_TASK OBJECTIVE_
The entries are to be output once more, word for word.

_Records from a dataset_
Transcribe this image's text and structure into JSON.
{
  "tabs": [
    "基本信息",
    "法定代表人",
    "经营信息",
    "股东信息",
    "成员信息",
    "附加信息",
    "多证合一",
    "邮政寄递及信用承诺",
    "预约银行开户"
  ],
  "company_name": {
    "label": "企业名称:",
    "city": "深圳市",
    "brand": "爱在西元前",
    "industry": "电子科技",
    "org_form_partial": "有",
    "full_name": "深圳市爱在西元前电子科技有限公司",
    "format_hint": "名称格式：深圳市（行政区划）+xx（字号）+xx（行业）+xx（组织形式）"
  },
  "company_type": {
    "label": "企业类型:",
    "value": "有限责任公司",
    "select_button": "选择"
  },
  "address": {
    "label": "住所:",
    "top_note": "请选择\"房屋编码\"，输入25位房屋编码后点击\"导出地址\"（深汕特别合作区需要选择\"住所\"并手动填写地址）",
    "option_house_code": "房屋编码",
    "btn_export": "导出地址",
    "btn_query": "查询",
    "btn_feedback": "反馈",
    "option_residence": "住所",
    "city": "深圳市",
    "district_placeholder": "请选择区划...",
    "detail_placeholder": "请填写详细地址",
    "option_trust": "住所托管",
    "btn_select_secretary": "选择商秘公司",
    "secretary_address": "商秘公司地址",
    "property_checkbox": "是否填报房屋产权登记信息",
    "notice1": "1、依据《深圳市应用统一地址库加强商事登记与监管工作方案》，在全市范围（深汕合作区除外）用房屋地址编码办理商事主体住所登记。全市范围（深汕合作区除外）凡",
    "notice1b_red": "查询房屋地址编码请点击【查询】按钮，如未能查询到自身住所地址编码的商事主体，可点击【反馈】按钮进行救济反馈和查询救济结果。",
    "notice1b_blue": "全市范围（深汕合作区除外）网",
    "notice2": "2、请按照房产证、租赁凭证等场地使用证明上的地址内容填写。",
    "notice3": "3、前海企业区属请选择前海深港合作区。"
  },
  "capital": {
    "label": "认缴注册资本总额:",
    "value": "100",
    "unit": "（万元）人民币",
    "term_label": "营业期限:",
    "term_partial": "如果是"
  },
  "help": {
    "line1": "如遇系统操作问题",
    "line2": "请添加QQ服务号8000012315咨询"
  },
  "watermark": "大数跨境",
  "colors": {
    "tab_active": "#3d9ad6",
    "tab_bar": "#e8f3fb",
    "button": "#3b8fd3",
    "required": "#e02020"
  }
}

_SOLUTION BELOW_
Transcribe this image's text and structure into JSON.
{
  "tabs": [
    "基本信息",
    "法定代表人",
    "经营信息",
    "股东信息",
    "成员信息",
    "附加信息",
    "多证合一",
    "邮政寄递及信用承诺",
    "预约银行开户"
  ],
  "company_name": {
    "label": "企业名称:",
    "city": "深圳市",
    "brand": "爱在西元前",
    "industry": "电子科技",
    "org_form_partial": "有",
    "full_name": "深圳市爱在西元前电子科技有限公司",
    "format_hint": "名称格式：深圳市（行政区划）+xx（字号）+xx（行业）+xx（组织形式）"
  },
  "company_type": {
    "label": "企业类型:",
    "value": "有限责任公司",
    "select_button": "选择"
  },
  "address": {
    "label": "住所:",
    "top_note": "请选择\"房屋编码\"，输入25位房屋编码后点击\"导出地址\"（深汕特别合作区需要选择\"住所\"并手动填写地址）",
    "option_house_code": "房屋编码",
    "btn_export": "导出地址",
    "btn_query": "查询",
    "btn_feedback": "反馈",
    "option_residence": "住所",
    "city": "深圳市",
    "district_placeholder": "请选择区划...",
    "detail_placeholder": "请填写详细地址",
    "option_trust": "住所托管",
    "btn_select_secretary": "选择商秘公司",
    "secretary_address": "商秘公司地址",
    "property_checkbox": "是否填报房屋产权登记信息",
    "notice1": "1、依据《深圳市应用统一地址库加强商事登记与监管工作方案》，在全市范围（深汕合作区除外）用房屋地址编码办理商事主体住所登记。全市范围（深汕合作区除外）凡",
    "notice1b_red": "查询房屋地址编码请点击【查询】按钮，如未能查询到自身住所地址编码的商事主体，可点击【反馈】按钮进行救济反馈和查询救济结果。",
    "notice1b_blue": "全市范围（深汕合作区除外）网",
    "notice2": "2、请按照房产证、租赁凭证等场地使用证明上的地址内容填写。",
    "notice3": "3、前海企业区属请选择前海深港合作区。"
  },
  "capital": {
    "label": "认缴注册资本总额:",
    "value": "100",
    "unit": "（万元）人民币",
    "term_label": "营业期限:",
    "term_partial": "如果是"
  },
  "help": {
    "line1": "如遇系统操作问题",
    "line2": "请添加QQ服务号8000012315咨询"
  },
  "watermark": "大数跨境",
  "colors": {
    "tab_active": "#3d9ad6",
    "tab_bar": "#e8f3fb",
    "button": "#3b8fd3",
    "required": "#e02020"
  }
}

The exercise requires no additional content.